Scripps Institution of Oceanography invites scientists from the US oceanographic community to participate in Science Verification Cruises (SVCs) aboard the Ocean Class research vessel Sally Ride beginning in the fall of 2016.
The goal of SVCs is to exercise the ship, the crew, and all scientific systems to verify satisfactory operations, and to characterize the capabilities of each system. Our SVC operations are intended to be complementary to SVCs aboard Neil Armstrong, in order to evaluate the Ocean Class vessels (AGOR 27 & 28) collectively.
To be successful, this process needs participation by experienced researchers who can use their knowledge of shipboard scientific operations to evaluate, comment on, and improve the capabilities of Sally Ride.
Scientists will sail aboard science verification cruises and provide input while underway, as well as in summary reports. This feedback will be used to document the performance characteristics of the vessel and all its scientific systems, and to identify areas for improvement. This information will in turn be used to inform the community, and to guide plans for improvement so that Sally Ride can quickly meet the diverse needs of ship users and sponsors.
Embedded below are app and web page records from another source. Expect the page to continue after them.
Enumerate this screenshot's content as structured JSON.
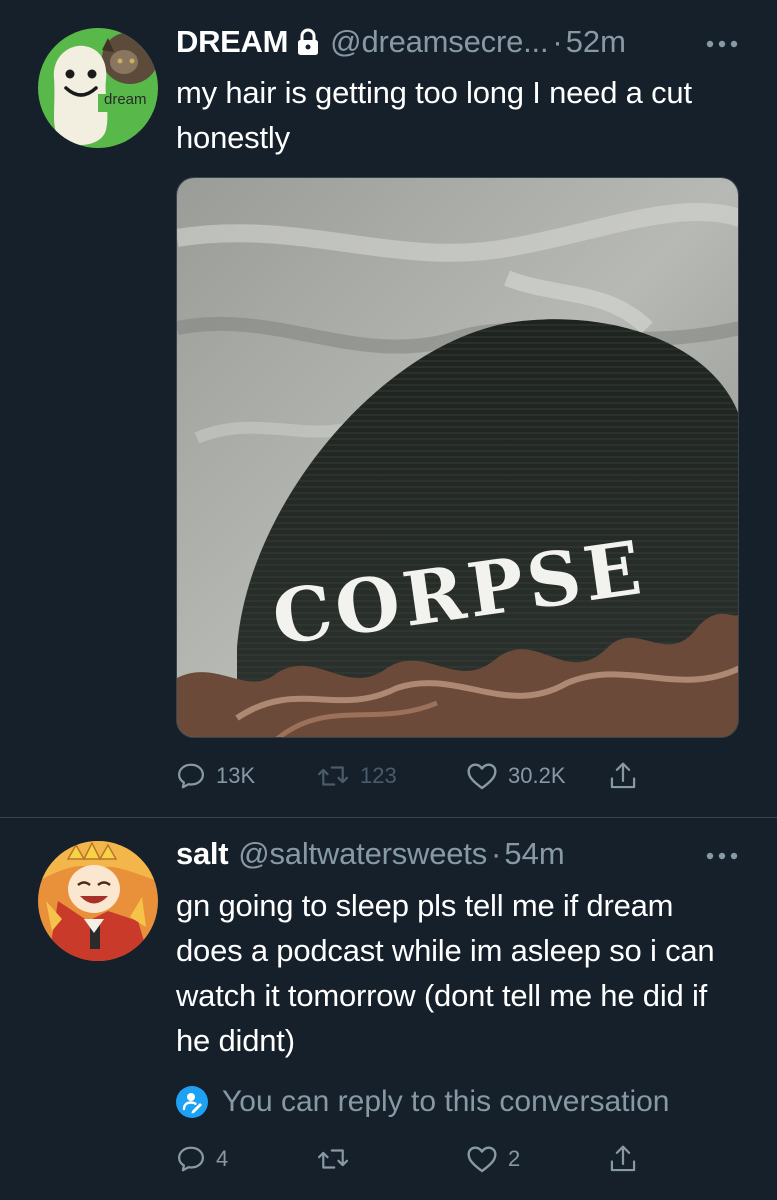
{
  "tweets": [
    {
      "display_name": "DREAM",
      "protected": true,
      "handle": "@dreamsecre...",
      "separator": "·",
      "time": "52m",
      "text": "my hair is getting too long I need a cut honestly",
      "avatar_label": "dream",
      "media_text": "CORPSE",
      "actions": {
        "replies": "13K",
        "retweets": "123",
        "likes": "30.2K"
      }
    },
    {
      "display_name": "salt",
      "handle": "@saltwatersweets",
      "separator": "·",
      "time": "54m",
      "text": "gn going to sleep pls tell me if dream does a podcast while im asleep so i can watch it tomorrow (dont tell me he did if he didnt)",
      "reply_note": "You can reply to this conversation",
      "actions": {
        "replies": "4",
        "likes": "2"
      }
    }
  ],
  "colors": {
    "background": "#15202b",
    "secondary_text": "#8899a6",
    "divider": "#38444d",
    "accent": "#1da1f2"
  },
  "icons": [
    "lock-icon",
    "more-icon",
    "reply-icon",
    "retweet-icon",
    "like-icon",
    "share-icon",
    "reply-permission-icon"
  ]
}
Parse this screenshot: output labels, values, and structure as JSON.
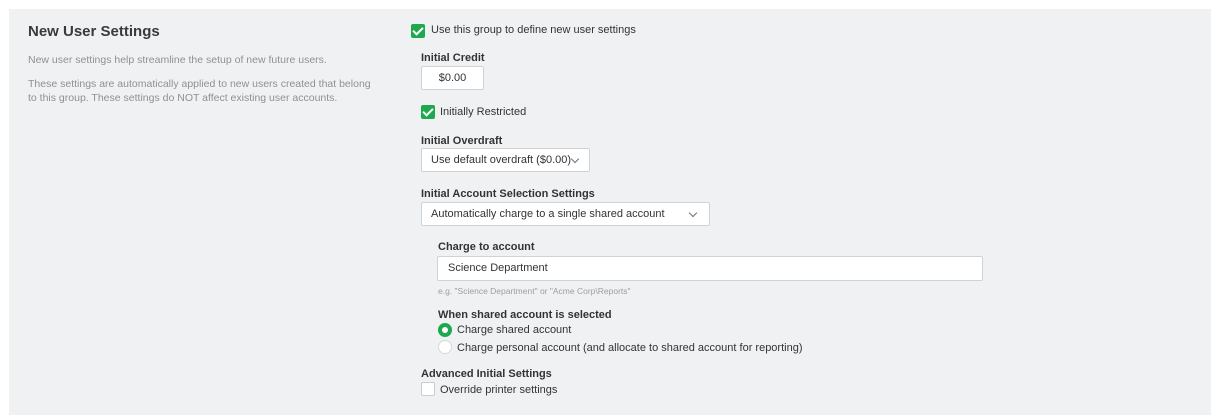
{
  "section": {
    "title": "New User Settings",
    "description_1": "New user settings help streamline the setup of new future users.",
    "description_2": "These settings are automatically applied to new users created that belong to this group. These settings do NOT affect existing user accounts."
  },
  "use_group": {
    "label": "Use this group to define new user settings",
    "checked": true
  },
  "initial_credit": {
    "label": "Initial Credit",
    "value": "$0.00"
  },
  "initially_restricted": {
    "label": "Initially Restricted",
    "checked": true
  },
  "initial_overdraft": {
    "label": "Initial Overdraft",
    "selected": "Use default overdraft ($0.00)"
  },
  "account_selection": {
    "label": "Initial Account Selection Settings",
    "selected": "Automatically charge to a single shared account"
  },
  "charge_to_account": {
    "label": "Charge to account",
    "value": "Science Department",
    "hint": "e.g. \"Science Department\" or \"Acme Corp\\Reports\""
  },
  "shared_selected": {
    "label": "When shared account is selected",
    "options": [
      {
        "label": "Charge shared account",
        "selected": true
      },
      {
        "label": "Charge personal account (and allocate to shared account for reporting)",
        "selected": false
      }
    ]
  },
  "advanced": {
    "label": "Advanced Initial Settings",
    "override_label": "Override printer settings",
    "override_checked": false
  },
  "colors": {
    "accent": "#1ea94f",
    "panel_bg": "#f0f1f3"
  },
  "icons": {
    "checkbox": "check-icon",
    "dropdown": "chevron-down-icon"
  }
}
Science verification cruises will be conducted offshore southern California, lasting five to seven days each. We currently have availability in October 2016 and early January 2017. We anticipate additional opportunities in 2017, contingent on ship scheduling.
We are seeking broad expressions of interest and scientific foci to inform our early planning. If you would be willing to participate in this process, please send an email with the following information:
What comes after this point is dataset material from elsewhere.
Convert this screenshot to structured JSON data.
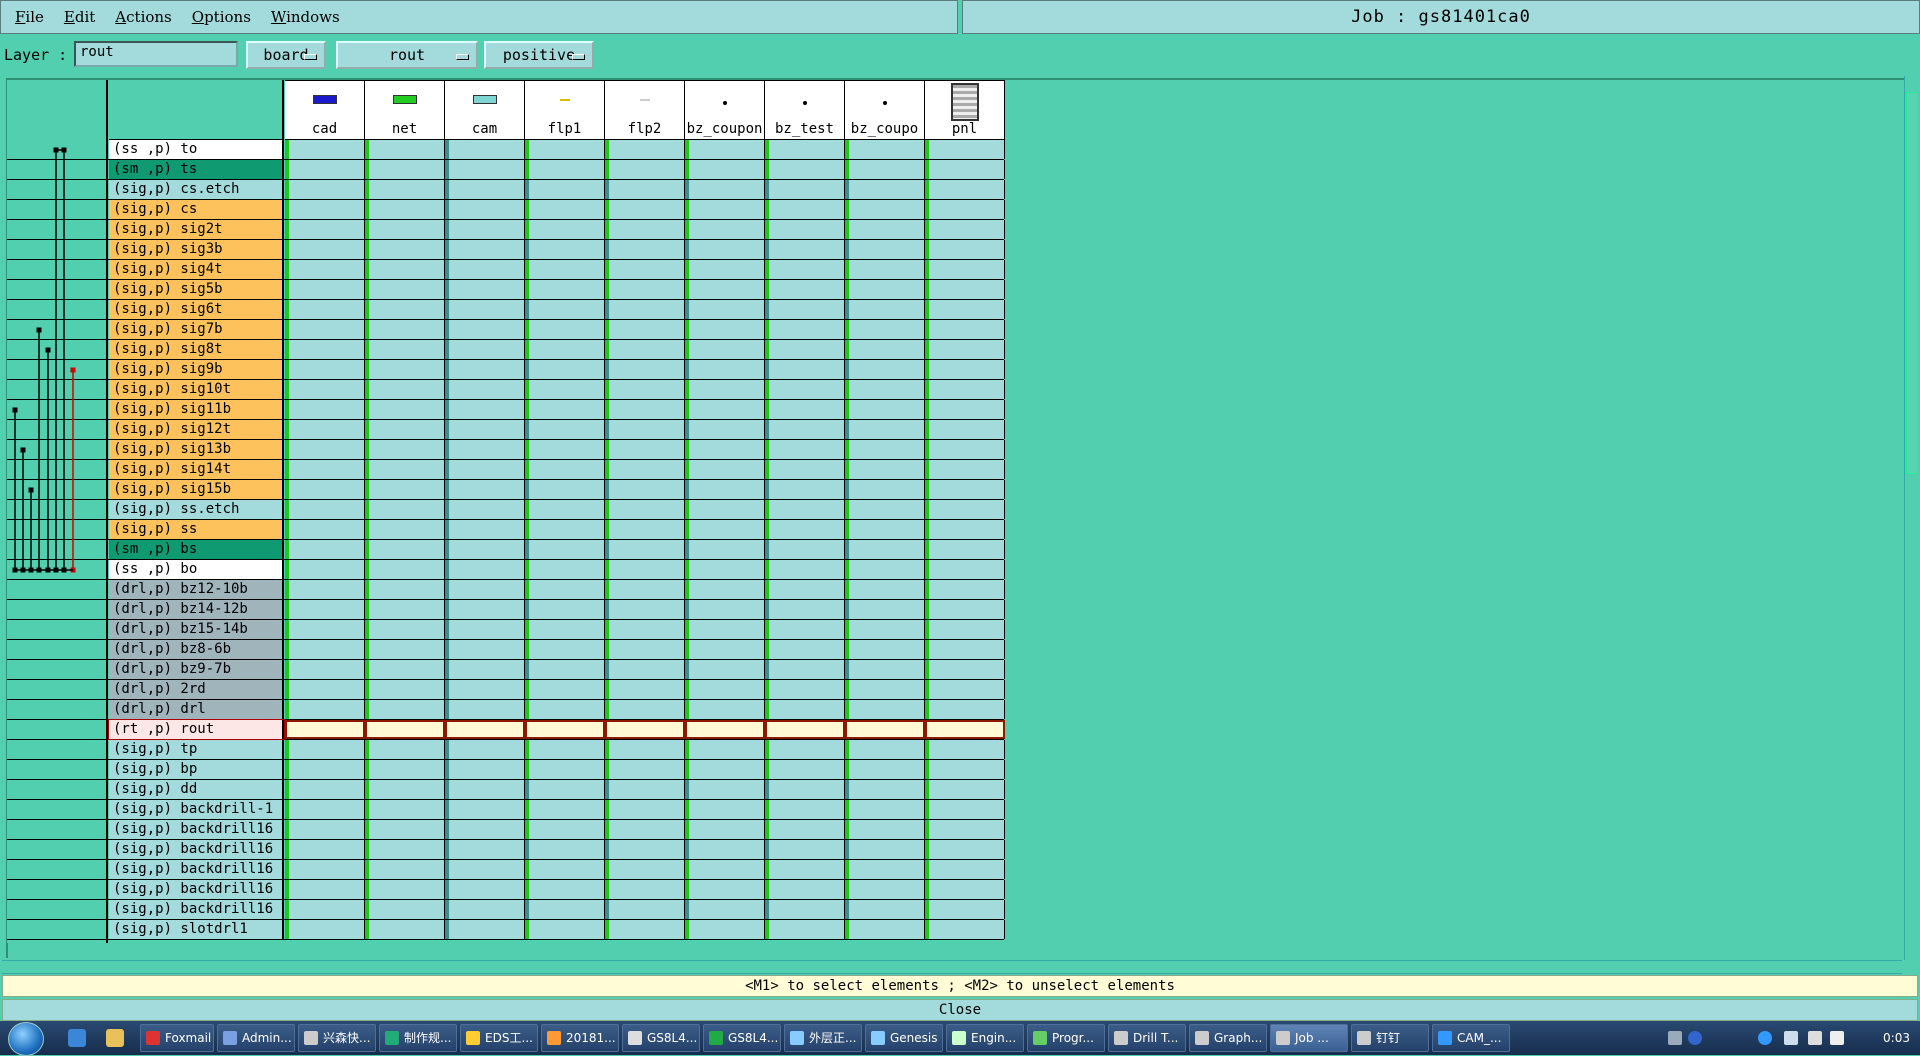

Funds are available to support the travel and logistical expenses of participants. Ship time will be supported by the Office of Naval Research.
A description of Sally Ride and the scientific systems on board is available at https://scripps.ucsd.edu/ships/sally-ride
For more information, contact Scripps ship scheduler Liz Brenner <firstname.lastname@example.org>
*photo by Jeff Dillon, SIO 2014